#### [Source data]

= = = = =

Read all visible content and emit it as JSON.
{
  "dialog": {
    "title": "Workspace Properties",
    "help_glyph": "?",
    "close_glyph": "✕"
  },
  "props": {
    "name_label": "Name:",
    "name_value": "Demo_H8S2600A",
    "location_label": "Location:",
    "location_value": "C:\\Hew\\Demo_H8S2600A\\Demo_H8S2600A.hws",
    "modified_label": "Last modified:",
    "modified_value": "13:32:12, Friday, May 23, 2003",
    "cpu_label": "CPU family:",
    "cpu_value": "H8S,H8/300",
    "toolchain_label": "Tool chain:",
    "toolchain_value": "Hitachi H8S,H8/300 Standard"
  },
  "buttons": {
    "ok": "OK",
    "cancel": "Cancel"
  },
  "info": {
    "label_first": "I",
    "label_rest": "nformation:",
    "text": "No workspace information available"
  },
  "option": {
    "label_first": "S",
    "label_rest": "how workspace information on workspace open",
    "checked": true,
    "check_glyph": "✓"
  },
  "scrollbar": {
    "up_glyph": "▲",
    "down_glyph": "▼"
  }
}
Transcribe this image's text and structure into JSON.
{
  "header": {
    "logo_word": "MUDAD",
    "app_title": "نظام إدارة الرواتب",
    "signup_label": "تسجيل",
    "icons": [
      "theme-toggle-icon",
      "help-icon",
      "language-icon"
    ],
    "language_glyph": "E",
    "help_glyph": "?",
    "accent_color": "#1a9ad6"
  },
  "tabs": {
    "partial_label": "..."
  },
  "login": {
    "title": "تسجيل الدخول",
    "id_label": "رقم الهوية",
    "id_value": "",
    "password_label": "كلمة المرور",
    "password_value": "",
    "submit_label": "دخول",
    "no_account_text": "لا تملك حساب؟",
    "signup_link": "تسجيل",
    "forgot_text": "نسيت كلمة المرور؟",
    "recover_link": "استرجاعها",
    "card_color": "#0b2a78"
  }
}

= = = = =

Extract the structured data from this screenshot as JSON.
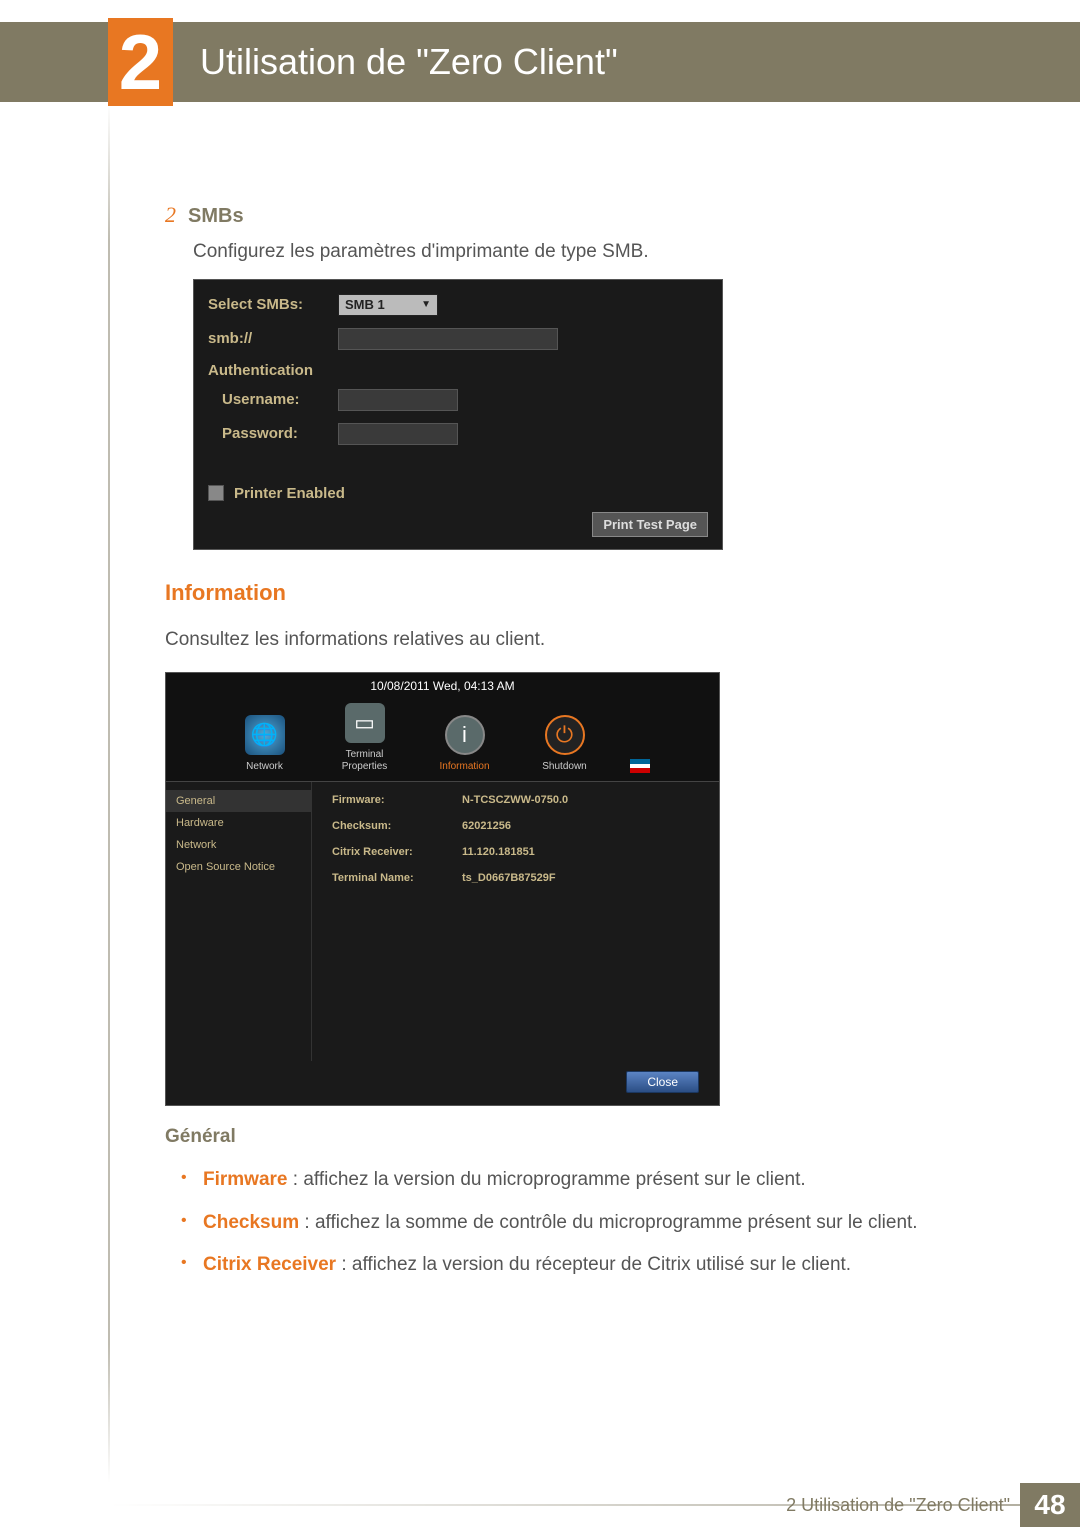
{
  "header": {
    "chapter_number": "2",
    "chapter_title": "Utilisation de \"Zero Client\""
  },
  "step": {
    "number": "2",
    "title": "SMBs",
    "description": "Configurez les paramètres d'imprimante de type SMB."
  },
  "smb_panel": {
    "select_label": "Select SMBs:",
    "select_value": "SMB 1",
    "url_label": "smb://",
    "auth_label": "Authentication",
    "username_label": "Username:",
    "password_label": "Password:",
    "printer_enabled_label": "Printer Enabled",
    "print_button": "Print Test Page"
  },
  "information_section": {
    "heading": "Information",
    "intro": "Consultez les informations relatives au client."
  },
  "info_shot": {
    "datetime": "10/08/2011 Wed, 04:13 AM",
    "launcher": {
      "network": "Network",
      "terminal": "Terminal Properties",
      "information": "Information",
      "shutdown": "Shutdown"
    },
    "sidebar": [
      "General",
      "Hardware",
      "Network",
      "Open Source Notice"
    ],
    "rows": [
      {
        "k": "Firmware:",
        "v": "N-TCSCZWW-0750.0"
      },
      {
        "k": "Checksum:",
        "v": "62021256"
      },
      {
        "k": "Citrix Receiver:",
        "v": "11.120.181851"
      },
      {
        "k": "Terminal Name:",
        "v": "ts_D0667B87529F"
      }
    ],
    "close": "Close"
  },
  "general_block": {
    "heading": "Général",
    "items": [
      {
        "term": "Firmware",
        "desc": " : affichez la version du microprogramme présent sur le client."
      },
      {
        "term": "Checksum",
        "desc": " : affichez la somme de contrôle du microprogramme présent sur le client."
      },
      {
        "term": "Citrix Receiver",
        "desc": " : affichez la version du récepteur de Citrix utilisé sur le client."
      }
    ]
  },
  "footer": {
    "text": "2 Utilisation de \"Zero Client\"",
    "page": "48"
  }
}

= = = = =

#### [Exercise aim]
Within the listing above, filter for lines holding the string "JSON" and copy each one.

#### [Response to this task]
Read all visible content and emit it as JSON.
Transcribe this image's text and structure into JSON.
Extract the structured data from this screenshot as JSON.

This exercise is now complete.